| Source data |
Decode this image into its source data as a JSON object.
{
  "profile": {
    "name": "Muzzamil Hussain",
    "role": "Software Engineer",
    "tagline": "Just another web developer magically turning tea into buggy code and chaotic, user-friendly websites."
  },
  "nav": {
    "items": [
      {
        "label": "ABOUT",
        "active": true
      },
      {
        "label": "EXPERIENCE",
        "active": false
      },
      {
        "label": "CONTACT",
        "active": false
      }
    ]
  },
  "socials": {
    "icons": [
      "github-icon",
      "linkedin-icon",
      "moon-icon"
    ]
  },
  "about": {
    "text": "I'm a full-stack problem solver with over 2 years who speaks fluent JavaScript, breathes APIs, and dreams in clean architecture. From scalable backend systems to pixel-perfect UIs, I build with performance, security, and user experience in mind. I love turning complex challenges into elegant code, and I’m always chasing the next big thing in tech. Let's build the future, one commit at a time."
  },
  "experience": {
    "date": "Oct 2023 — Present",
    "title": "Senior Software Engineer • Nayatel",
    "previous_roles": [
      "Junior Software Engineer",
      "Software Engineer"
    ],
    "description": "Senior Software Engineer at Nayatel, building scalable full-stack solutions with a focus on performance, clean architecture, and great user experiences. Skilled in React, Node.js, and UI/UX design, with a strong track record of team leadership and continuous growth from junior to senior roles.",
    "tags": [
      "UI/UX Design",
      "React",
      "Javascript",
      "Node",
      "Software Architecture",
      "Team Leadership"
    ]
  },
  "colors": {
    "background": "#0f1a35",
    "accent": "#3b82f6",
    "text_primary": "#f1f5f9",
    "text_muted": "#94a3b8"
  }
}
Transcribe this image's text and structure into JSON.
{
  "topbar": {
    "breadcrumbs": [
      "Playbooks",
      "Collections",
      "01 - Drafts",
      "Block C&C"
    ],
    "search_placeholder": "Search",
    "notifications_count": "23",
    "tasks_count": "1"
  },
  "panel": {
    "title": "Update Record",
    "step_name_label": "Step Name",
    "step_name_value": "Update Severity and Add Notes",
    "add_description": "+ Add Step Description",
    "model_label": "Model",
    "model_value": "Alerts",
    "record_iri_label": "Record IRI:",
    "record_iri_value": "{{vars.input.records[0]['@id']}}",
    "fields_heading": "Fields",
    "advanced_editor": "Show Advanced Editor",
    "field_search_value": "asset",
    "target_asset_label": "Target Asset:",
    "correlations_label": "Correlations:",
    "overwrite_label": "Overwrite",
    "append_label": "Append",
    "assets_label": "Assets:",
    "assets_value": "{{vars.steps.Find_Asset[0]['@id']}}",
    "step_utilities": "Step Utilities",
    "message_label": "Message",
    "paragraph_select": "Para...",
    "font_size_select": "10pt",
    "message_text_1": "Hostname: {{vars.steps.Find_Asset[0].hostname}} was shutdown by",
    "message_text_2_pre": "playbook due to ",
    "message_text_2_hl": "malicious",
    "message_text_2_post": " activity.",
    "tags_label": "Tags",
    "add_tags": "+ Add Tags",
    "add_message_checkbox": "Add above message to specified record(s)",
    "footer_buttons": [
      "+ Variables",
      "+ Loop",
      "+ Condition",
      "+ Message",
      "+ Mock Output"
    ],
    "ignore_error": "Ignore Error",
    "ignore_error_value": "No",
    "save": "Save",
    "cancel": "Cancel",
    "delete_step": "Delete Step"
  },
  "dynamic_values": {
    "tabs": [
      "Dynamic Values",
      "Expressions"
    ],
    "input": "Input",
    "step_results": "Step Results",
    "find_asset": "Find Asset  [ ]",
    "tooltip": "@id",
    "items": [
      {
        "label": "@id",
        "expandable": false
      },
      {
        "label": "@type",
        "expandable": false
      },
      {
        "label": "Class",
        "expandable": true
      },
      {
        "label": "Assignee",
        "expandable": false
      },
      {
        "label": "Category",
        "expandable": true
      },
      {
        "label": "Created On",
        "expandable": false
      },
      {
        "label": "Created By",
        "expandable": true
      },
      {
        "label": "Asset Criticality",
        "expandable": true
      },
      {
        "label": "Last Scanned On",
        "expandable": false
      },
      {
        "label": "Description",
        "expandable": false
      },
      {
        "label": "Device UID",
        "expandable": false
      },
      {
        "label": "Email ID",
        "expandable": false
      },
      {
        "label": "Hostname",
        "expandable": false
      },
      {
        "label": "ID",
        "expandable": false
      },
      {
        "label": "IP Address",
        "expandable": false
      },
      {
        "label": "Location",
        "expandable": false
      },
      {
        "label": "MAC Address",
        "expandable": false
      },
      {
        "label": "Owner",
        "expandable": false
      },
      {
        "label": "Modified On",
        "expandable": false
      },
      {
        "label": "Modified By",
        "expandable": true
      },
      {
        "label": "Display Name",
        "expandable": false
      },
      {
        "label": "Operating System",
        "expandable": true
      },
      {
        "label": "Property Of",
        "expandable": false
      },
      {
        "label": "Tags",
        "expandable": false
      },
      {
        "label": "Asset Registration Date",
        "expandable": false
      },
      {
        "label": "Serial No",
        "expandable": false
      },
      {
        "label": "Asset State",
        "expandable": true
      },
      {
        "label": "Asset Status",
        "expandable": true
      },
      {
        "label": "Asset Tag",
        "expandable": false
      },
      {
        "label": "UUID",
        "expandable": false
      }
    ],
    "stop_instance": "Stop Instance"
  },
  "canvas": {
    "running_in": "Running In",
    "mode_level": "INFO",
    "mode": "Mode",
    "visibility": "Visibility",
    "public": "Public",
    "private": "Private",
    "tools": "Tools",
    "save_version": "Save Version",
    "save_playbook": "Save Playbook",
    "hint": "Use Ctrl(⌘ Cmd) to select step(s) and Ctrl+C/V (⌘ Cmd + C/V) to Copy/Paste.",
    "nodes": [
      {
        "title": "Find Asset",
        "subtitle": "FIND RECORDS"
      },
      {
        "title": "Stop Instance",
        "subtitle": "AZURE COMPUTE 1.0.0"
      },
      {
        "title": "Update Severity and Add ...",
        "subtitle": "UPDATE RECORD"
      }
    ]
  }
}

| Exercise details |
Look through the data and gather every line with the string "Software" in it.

| Output for this exercise |
    "role": "Software Engineer",
    "title": "Senior Software Engineer • Nayatel",
      "Junior Software Engineer",
      "Software Engineer"
    "description": "Senior Software Engineer at Nayatel, building scalable full-stack solutions with a focus on performance, clean architecture, and great user experiences. Skilled in React, Node.js, and UI/UX design, with a strong track record of team leadership and continuous growth from junior to senior roles.",
      "Software Architecture",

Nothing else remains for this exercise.